16. Effort must be made to ensure the proper environmental conditions are put in place to realise the full benefit of competition law. This may involve changes in other laws, education and training, measures to ensure independence of regulators, development of economic expertise and protection of regulators from rent seekers and lobbying by entrenched economic interest.
17. Regulators should not penalise firms merely for the possession of market power, particularly where such power has been obtained through legitimate competitive efforts. Competition law should focus on abuses of market power that distort the competitive process, not on punishing successful firms.
18. Administrative and adjudicative functions within the competition regime should be separate d to protect the neutrality and impartiality of the investigative and enforcement process.
19. Competition law should establish and enforce a level playing field across an economy. Where exemptions are required to promote other economic policies for example, to encourage investment in specific sectors, such exemptions should be clearly set out and subject to regular review to ensure that they are still necessary.
20. Competition regimes should be regularly reviewed to ensure that it is functioning properly and to determine whether modifications are required to more efficiently fulfil its stated goals and/or to reflect additional legislative goals.
21. An important principle governing competition law is that one size does not fit all, this mean that there is no universally applicable harmonised model, domestic competition law should be designed to suit a country’s stage of economic development, legal system and enforcement capability.
22. That all stakeholders in the competition process, including government, business, consumers and academia , must understand and support the principles of competition and be actively involved during the process of adopting competition legislation

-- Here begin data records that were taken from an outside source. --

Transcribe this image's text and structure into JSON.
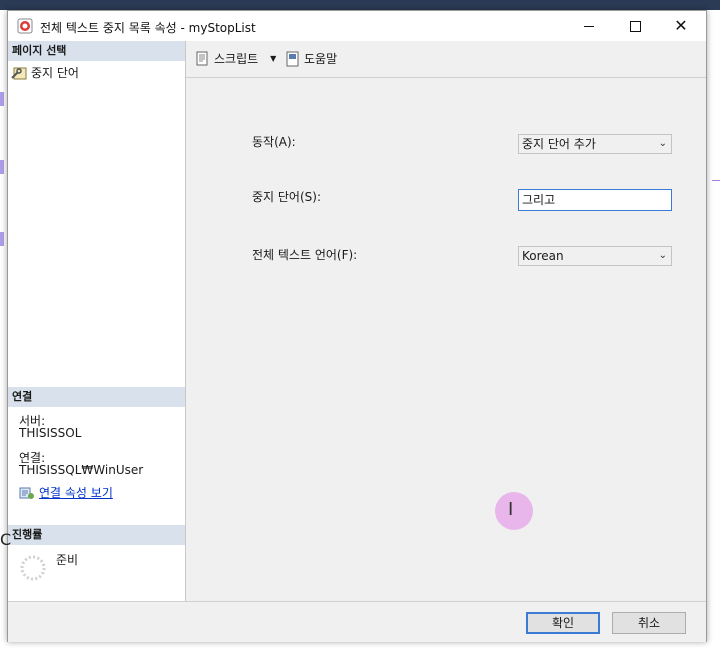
{
  "window": {
    "title": "전체 텍스트 중지 목록 속성 - myStopList",
    "icon": "sql-server-icon"
  },
  "left_pane": {
    "select_page_header": "페이지 선택",
    "pages": [
      {
        "label": "중지 단어",
        "icon": "wrench-page-icon"
      }
    ],
    "connection_header": "연결",
    "server_label": "서버:",
    "server_value": "THISISSOL",
    "connection_label": "연결:",
    "connection_value": "THISISSQL₩WinUser",
    "view_connection_properties": "연결 속성 보기",
    "progress_header": "진행률",
    "progress_status": "준비"
  },
  "toolbar": {
    "script_label": "스크립트",
    "help_label": "도움말"
  },
  "form": {
    "action_label": "동작(A):",
    "action_value": "중지 단어 추가",
    "stopword_label": "중지 단어(S):",
    "stopword_value": "그리고",
    "language_label": "전체 텍스트 언어(F):",
    "language_value": "Korean"
  },
  "footer": {
    "ok_label": "확인",
    "cancel_label": "취소"
  },
  "colors": {
    "section_header_bg": "#d8e1ec",
    "focus_border": "#3c7bd4",
    "link": "#0033cc",
    "cursor_highlight": "#e06ee6"
  }
}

23. That government should adopt and implement a 10-year master plan which ensure : that gas development in the country and marketing locally and externally is boosted through a literal implementation of the current fiscal incentives, that the business of downstream gas distribution should be separated from that of upstream gas production and gathering to assure greater focus and accountability, that private venture capital should be encouraged to ease funding and thus assure rapid growth prospects, That there should be rapid implementation of natural gas distribution project to increase the confidence of potential gas to consumers as well as to minimise the dependent of the industries on fuel oil, that the energy policy should be expanded to ensure that gas has its rightful place as the fuel of first choice in the country and That the current deregulation of the gas operations is sustained and expanded.
Copyright © 2021 Nigerian Institute of Advanced Legal Studies. All rights reserved.